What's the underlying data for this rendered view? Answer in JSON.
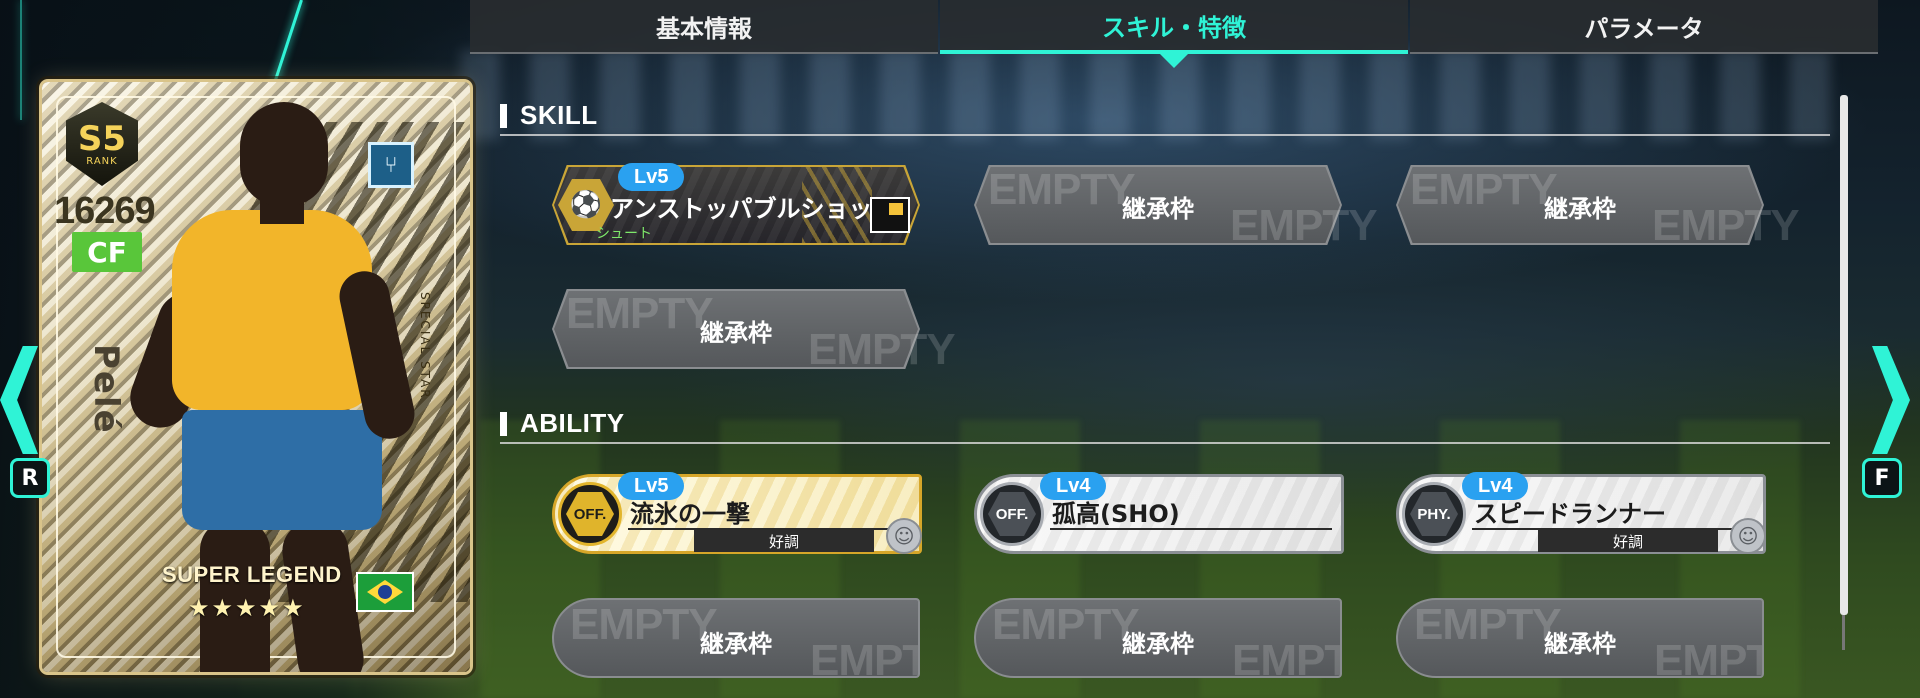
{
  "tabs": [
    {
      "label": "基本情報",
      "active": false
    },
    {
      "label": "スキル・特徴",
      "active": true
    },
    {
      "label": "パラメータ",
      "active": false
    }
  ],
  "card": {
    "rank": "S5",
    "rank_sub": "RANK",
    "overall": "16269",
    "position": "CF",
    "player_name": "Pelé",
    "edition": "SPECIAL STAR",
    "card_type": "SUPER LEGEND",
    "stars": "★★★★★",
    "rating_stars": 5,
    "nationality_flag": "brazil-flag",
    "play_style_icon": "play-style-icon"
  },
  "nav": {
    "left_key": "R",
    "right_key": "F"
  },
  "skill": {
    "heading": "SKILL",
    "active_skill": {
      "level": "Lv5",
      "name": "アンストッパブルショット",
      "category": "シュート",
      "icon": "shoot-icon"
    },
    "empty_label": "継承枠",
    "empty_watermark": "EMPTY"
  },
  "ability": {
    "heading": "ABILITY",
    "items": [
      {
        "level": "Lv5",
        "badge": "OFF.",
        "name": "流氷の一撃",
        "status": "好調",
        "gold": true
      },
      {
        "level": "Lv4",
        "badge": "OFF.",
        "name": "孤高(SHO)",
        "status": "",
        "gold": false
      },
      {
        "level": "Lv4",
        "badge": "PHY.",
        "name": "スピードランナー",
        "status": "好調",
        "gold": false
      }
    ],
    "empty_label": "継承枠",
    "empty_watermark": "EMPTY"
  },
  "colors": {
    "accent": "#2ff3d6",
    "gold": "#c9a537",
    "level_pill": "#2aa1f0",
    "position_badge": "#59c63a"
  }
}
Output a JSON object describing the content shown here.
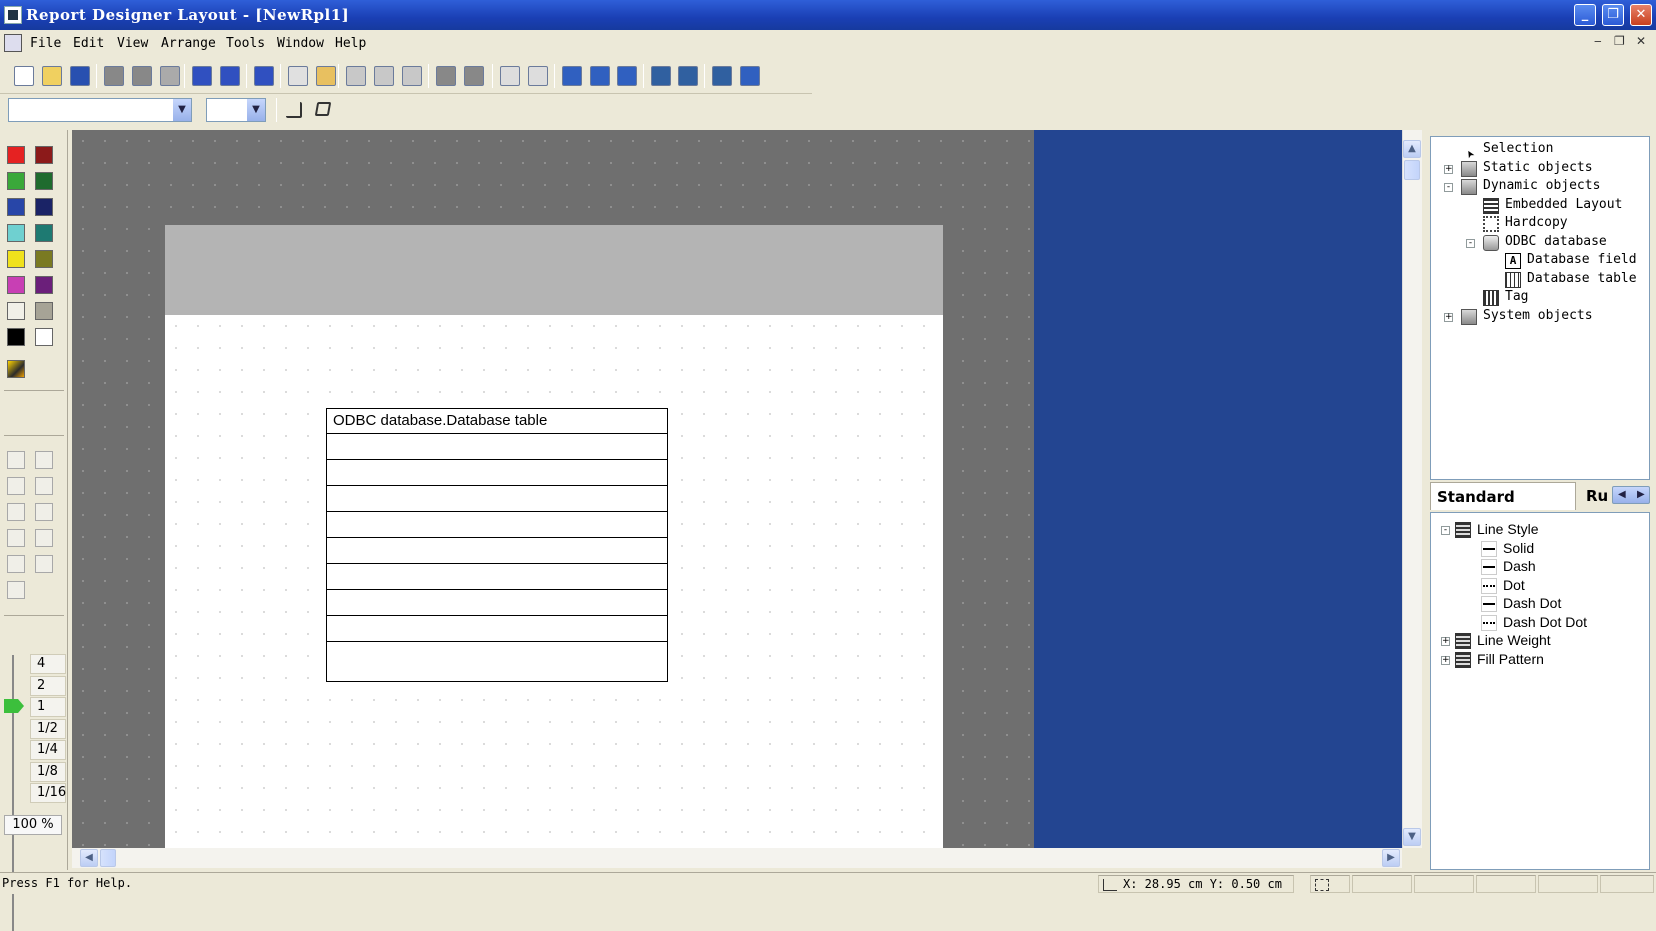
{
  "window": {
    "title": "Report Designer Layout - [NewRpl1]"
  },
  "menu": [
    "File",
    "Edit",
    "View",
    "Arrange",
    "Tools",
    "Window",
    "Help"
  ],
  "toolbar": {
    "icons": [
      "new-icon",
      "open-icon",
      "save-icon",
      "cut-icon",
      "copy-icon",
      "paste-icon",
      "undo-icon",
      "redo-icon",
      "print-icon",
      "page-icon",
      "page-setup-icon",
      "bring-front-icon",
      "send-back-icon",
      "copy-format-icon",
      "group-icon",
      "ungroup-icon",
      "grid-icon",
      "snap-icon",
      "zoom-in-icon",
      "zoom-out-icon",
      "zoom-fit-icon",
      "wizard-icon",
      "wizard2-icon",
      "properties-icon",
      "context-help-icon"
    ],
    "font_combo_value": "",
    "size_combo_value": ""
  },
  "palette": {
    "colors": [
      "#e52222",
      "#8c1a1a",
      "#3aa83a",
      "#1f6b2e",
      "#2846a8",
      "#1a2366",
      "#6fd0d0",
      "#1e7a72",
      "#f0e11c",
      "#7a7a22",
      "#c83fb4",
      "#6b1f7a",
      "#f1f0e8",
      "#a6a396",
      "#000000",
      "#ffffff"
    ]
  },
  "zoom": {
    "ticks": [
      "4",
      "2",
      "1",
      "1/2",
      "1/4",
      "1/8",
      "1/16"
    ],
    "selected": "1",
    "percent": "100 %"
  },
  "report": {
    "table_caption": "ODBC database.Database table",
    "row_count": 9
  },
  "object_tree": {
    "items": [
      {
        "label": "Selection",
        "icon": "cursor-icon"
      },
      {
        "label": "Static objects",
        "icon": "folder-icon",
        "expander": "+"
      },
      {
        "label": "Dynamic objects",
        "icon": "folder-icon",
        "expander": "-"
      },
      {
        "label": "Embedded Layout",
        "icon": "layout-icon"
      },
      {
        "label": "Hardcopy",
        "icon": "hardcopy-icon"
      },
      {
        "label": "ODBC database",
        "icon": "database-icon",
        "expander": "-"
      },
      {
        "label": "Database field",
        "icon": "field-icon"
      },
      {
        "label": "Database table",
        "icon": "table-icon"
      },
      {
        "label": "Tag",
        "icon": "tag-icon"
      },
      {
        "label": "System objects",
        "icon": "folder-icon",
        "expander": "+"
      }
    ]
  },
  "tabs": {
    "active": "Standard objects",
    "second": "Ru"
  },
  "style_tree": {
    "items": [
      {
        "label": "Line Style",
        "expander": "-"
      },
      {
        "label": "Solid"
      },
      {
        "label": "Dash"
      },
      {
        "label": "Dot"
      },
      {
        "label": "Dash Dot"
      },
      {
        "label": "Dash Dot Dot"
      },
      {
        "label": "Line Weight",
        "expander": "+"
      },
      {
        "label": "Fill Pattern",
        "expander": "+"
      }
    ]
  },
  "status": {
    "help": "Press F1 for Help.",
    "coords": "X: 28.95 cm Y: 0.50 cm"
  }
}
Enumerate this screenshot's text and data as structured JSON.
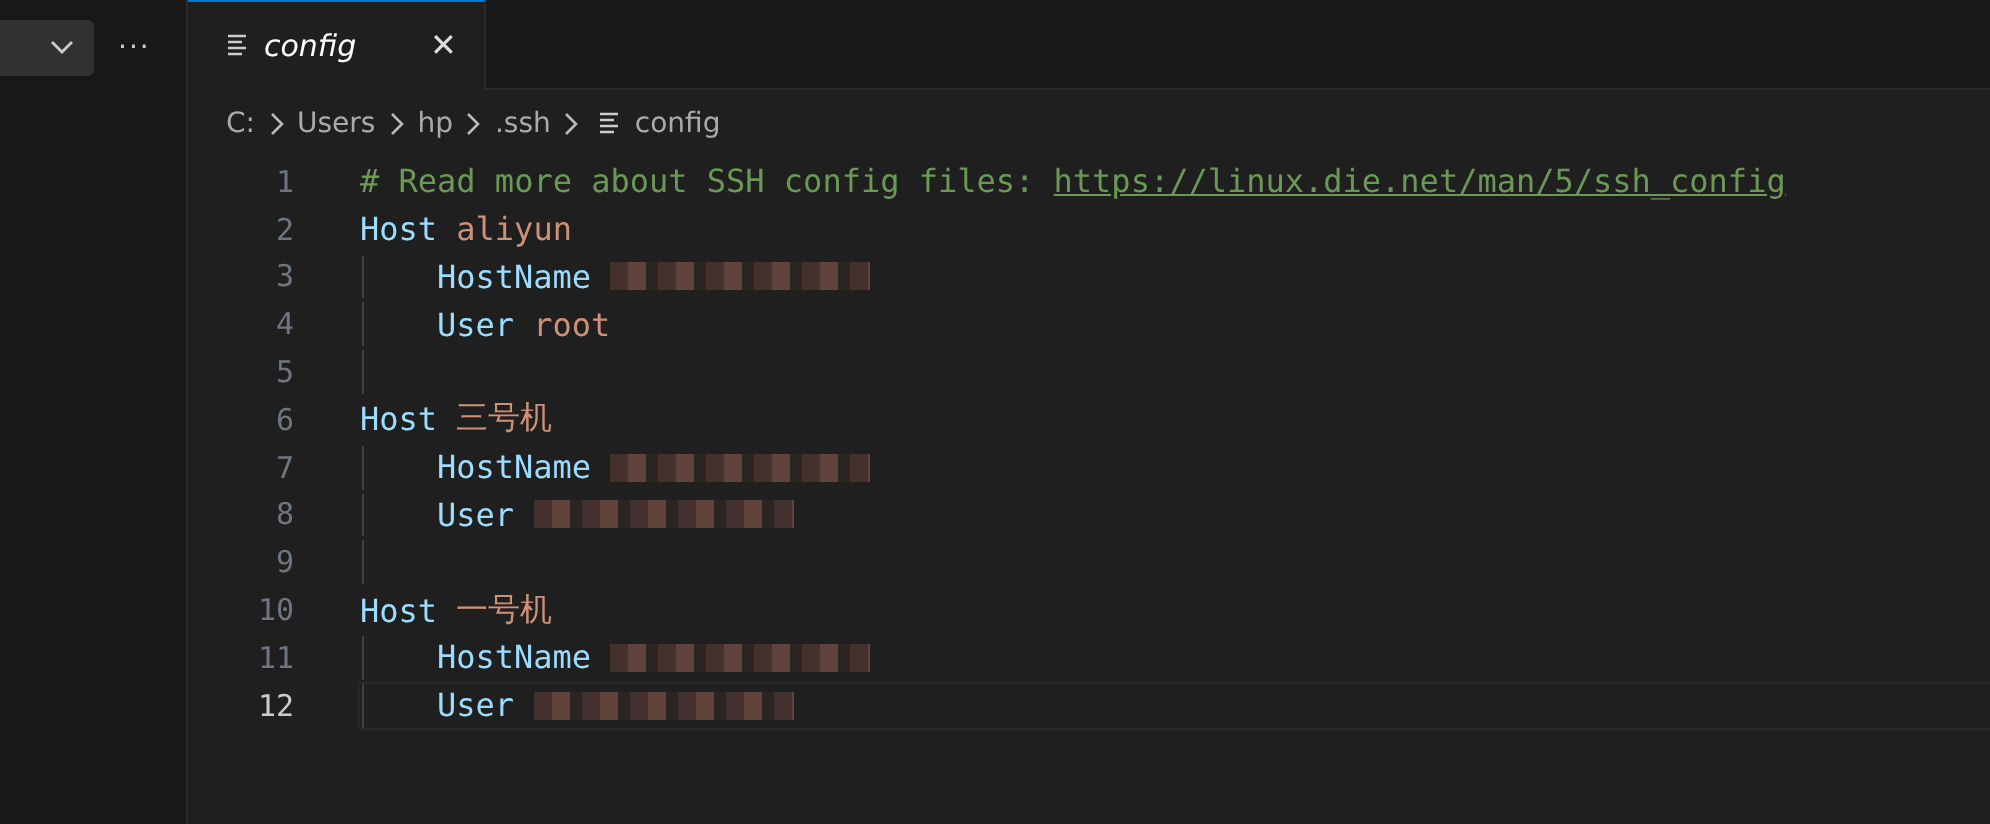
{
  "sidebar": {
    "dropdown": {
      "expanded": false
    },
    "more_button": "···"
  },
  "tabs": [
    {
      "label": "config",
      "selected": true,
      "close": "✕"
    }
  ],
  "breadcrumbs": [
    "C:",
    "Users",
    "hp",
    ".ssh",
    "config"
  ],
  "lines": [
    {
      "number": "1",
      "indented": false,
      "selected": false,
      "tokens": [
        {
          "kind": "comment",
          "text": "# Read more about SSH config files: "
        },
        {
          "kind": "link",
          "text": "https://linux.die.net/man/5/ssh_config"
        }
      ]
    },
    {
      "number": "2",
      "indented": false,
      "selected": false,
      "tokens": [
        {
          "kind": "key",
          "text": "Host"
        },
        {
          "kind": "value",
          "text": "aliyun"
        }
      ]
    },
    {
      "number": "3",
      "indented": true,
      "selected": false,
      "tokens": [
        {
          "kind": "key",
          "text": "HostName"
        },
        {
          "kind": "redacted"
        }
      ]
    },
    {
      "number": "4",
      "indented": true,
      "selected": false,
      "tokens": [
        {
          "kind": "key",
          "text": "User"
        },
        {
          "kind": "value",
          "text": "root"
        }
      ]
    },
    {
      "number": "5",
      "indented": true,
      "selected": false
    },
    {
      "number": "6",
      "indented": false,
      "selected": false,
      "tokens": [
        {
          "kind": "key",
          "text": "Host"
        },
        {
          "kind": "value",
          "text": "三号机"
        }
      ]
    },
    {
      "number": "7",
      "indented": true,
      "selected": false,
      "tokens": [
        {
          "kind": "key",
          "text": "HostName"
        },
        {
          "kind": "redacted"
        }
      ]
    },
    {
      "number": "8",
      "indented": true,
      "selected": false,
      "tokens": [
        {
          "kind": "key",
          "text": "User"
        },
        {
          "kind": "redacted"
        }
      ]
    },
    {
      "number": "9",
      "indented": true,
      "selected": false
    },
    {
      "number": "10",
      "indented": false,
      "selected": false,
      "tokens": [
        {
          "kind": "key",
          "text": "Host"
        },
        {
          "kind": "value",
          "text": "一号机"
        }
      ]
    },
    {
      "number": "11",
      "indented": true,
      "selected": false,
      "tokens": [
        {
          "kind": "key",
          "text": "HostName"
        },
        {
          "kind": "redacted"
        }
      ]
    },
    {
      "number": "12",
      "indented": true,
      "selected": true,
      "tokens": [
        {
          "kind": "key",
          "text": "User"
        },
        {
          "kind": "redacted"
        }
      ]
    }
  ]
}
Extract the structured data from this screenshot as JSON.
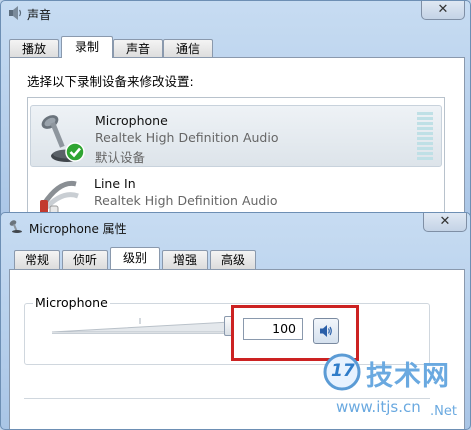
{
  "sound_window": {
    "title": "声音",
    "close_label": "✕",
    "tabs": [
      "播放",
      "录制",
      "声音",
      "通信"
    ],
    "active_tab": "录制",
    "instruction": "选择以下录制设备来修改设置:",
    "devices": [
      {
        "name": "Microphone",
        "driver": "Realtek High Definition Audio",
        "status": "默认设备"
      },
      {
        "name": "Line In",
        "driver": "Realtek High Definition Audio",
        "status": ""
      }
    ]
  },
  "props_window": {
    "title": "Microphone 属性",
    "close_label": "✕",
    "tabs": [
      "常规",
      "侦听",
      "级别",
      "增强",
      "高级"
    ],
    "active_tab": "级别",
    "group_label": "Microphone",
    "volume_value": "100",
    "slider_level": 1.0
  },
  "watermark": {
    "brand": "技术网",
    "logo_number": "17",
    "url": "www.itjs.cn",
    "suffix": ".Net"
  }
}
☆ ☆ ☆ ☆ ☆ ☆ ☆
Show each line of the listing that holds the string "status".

        "status": "好調",
        "status": "",
        "status": "好調",
  "status": {
        "status": "默认设备"
        "status": ""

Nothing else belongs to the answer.